> **Aim of the exercise**: Print the data exactly. Pictures stay out.

> **Extracted data entries**:
★ ★ ★ ★ ★

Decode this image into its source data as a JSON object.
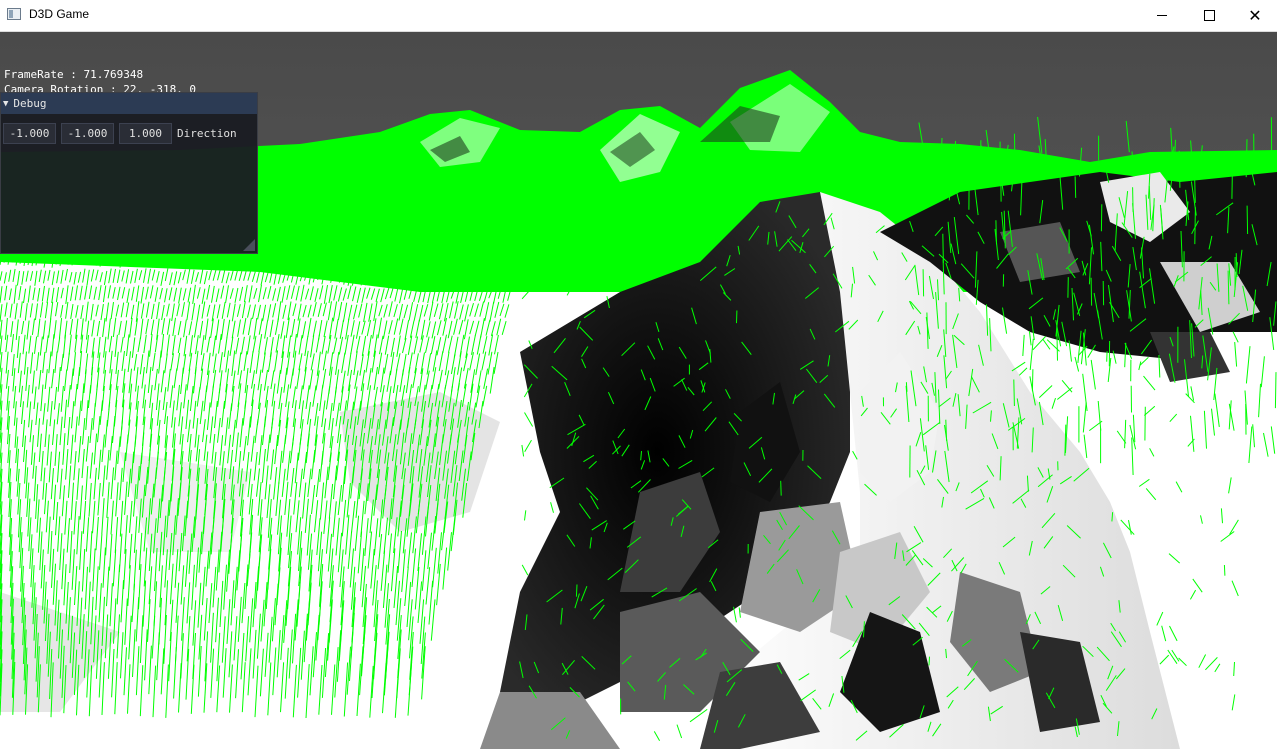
{
  "window": {
    "title": "D3D Game",
    "icon": "app-icon",
    "controls": {
      "minimize": "minimize-icon",
      "maximize": "maximize-icon",
      "close": "close-icon",
      "close_glyph": "✕"
    }
  },
  "overlay": {
    "framerate": "FrameRate : 71.769348",
    "camera_rotation": "Camera Rotation : 22, -318, 0"
  },
  "debug": {
    "title": "Debug",
    "direction_values": [
      "-1.000",
      "-1.000",
      "1.000"
    ],
    "direction_label": "Direction"
  },
  "scene": {
    "sky_color": "#4d4d4d",
    "normal_line_color": "#00ff00",
    "terrain_light": "#ffffff",
    "terrain_dark": "#000000"
  }
}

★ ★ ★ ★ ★

> **Response**:
Decode this image into its source data as a JSON object.
{
  "window": {
    "title": "D3D Game",
    "icon": "app-icon",
    "controls": {
      "minimize": "minimize-icon",
      "maximize": "maximize-icon",
      "close": "close-icon",
      "close_glyph": "✕"
    }
  },
  "overlay": {
    "framerate": "FrameRate : 71.769348",
    "camera_rotation": "Camera Rotation : 22, -318, 0"
  },
  "debug": {
    "title": "Debug",
    "direction_values": [
      "-1.000",
      "-1.000",
      "1.000"
    ],
    "direction_label": "Direction"
  },
  "scene": {
    "sky_color": "#4d4d4d",
    "normal_line_color": "#00ff00",
    "terrain_light": "#ffffff",
    "terrain_dark": "#000000"
  }
}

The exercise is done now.